ticket. In political affairs he is a democrat. The personal habits of such a
citizen are a matter of general interest. He does not touch, taste nor handle
intoxicants, tobacco, tea nor coffee, chewing gum nor soft drinks. He does not
dance or deal cards. His beverage is pure water and fresh fruit juices, his
luxury luscious oranges, his necessity grape-fruit. His one unbreakable habit
both winter and summer in the early morning is a plunge in the limpid waters of
Lake Clinch, and 150 yards run uphill to the old home. His blood tests 100%
pure American. His medicine is fresh air, sunshine and hard work. His
pleasure is helping others. He seeks the truth and takes sides on all vital
questions, and is never found hiding out as a neutral. He is one of the
youngest men in Florida at fifty-three, and such plan and manner of life might
well prove an object of emulation to others.
MUNSEY BARRINGTON CARSON, his brother, was born January 29, 1875, and died
of influenza November 11, 1918. These brothers had all their financial and
business interests in common and never regarded a dollar as privately owned by
either of them. Munsey was one of the prominent men in the Y.M.C.A., and was
instrumental after untiring efforts in securing the encampment of the Florida
State Y.M.C.A. at Frostproof. The camp was named in his honor Camp Carson. He
was also active in Masonry. He too was a man of exemplary habits and
character, and the influence of his life is now perpetuated in a fraternity at
the camp known as the Gideon Band, each member of which volunteers to take a
pledge to accept Christ as the saviour, and to refrain from all intoxicants and
tobacco and profanity, vulgarity and obscenity and do unto others’ wives,
mothers, daughters, sisters and sweethearts as they would like others do unto
their own.
MUNSEY CARSON married IDA MAUD GILMAN, of Massachusetts, September 21,
CARSON was a natural leader of men, a model of purity among women, a favorite
with children, a friend of the poor, a protector to the weak-a christian
gentleman who knew no fear nor compromise on principles of right and wrong.
These pioneer brothers were actively identified with seven successive
efforts to get a railway through their chosen home land of lakes and hills, and
secured for the most part a free right of way through Polk County for
the “Scenic Highlands” branch of the Atlantic Coast Line without a single
condemnation case. They were successively active in the great asphalt road
system enterprise for Polk County comprising over three hundred miles. They
saw this wonderful lake region develop gradually from their first one acre
grove to nearly 1,000 acres before the railroad came in 1912, and then almost
by leaps and bounds to nearly 30,000 acres before the World war temporarily
stopped such developments. The surviving brother, J. W. CARSON, was prepared
to take advantage of the rebound after the war at its first impulse for forward
movement, and has contributed to the subsequent development which at this
writing approximates 75,000 acres in fruit, and he makes the conservative
prediction that the area will soon reach 100,000 acres with a possible
production of 10,000,000 boxes of the finest flavored and best keeping fruit in
the citrus growing world, which will capture and hold the market of the United
States on its merits and go safely to foreign markets with its wonderful flavor
and almost indestructible “Buck-skin” peel.
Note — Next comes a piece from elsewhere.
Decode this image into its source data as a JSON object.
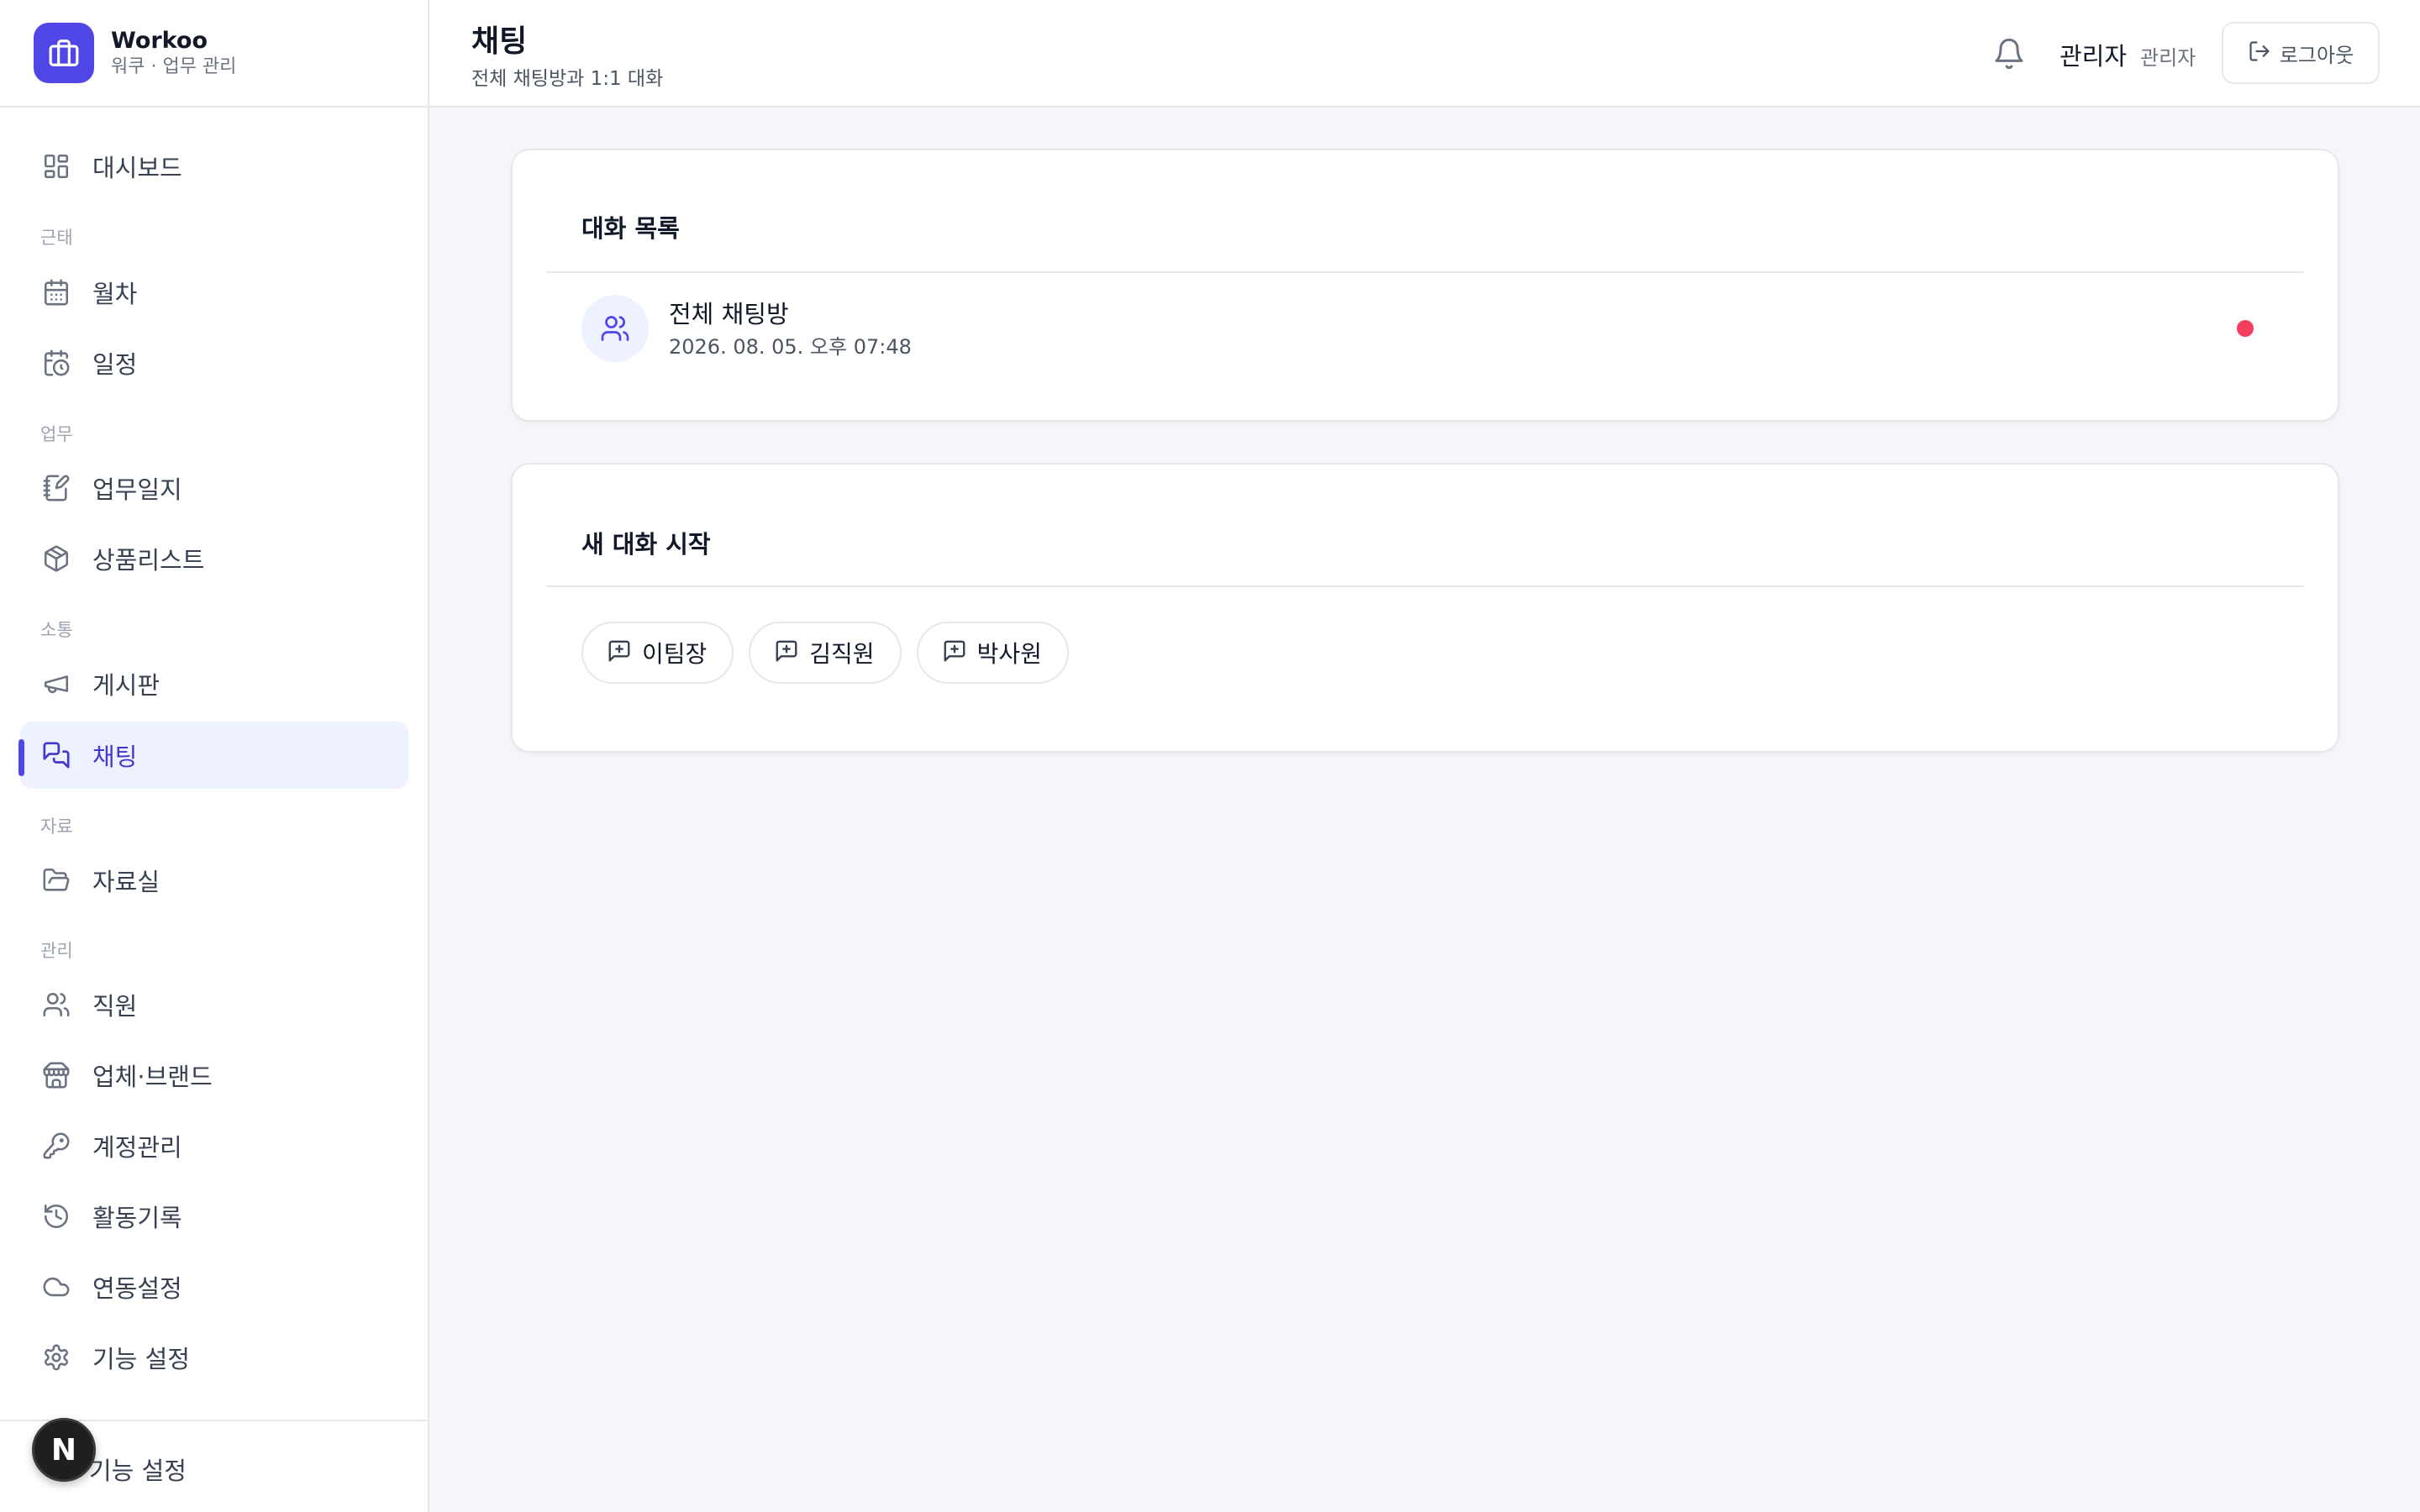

Pesented by Nancy Rayburn

Return to Archives              Polk Archives

This page created August 24, 2010
 © 2010 Fran Smith